### Work to be completed
If a line in the entries below includes "JSON", pick it out and copy it.

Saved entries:
====================

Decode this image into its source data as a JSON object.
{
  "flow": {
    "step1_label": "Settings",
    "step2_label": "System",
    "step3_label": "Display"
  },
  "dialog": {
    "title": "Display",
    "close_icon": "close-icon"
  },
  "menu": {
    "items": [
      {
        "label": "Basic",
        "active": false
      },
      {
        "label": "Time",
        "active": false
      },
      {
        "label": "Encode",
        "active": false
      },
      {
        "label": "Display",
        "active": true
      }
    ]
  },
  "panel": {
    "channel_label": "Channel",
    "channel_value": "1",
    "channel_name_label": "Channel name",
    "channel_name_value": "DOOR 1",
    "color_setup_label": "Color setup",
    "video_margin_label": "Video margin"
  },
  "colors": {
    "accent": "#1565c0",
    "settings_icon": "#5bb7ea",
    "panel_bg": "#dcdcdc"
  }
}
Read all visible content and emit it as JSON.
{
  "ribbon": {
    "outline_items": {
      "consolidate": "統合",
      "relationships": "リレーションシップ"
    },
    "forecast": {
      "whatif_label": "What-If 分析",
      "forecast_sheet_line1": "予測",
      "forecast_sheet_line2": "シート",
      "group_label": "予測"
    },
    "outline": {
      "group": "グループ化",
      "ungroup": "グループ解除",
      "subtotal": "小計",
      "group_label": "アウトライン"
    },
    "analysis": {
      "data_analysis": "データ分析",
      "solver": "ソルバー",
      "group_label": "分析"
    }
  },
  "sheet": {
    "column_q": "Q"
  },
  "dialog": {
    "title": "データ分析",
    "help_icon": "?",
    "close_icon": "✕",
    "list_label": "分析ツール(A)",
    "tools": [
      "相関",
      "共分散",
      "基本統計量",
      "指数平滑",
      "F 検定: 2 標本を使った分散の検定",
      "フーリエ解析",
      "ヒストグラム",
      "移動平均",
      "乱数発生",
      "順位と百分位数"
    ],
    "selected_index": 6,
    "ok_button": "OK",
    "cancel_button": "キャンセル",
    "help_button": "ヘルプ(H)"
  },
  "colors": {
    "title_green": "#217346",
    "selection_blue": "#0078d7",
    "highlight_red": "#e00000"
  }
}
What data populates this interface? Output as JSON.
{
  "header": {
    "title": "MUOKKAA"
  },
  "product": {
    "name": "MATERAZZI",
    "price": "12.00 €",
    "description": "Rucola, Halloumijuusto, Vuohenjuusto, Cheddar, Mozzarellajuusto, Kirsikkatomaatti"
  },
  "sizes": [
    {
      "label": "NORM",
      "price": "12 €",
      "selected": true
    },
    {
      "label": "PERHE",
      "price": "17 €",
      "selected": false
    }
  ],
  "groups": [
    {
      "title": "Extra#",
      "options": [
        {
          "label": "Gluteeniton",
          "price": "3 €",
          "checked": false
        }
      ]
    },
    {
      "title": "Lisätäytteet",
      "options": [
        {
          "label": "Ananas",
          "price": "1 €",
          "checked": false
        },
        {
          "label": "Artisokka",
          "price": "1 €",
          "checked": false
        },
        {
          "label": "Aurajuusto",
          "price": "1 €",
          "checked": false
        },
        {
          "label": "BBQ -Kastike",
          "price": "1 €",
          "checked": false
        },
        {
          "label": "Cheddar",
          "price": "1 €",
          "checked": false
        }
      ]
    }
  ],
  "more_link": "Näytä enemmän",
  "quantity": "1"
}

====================

### Task response
Decode this image into its source data as a JSON object.
Read all visible content and emit it as JSON.
What data populates this interface? Output as JSON.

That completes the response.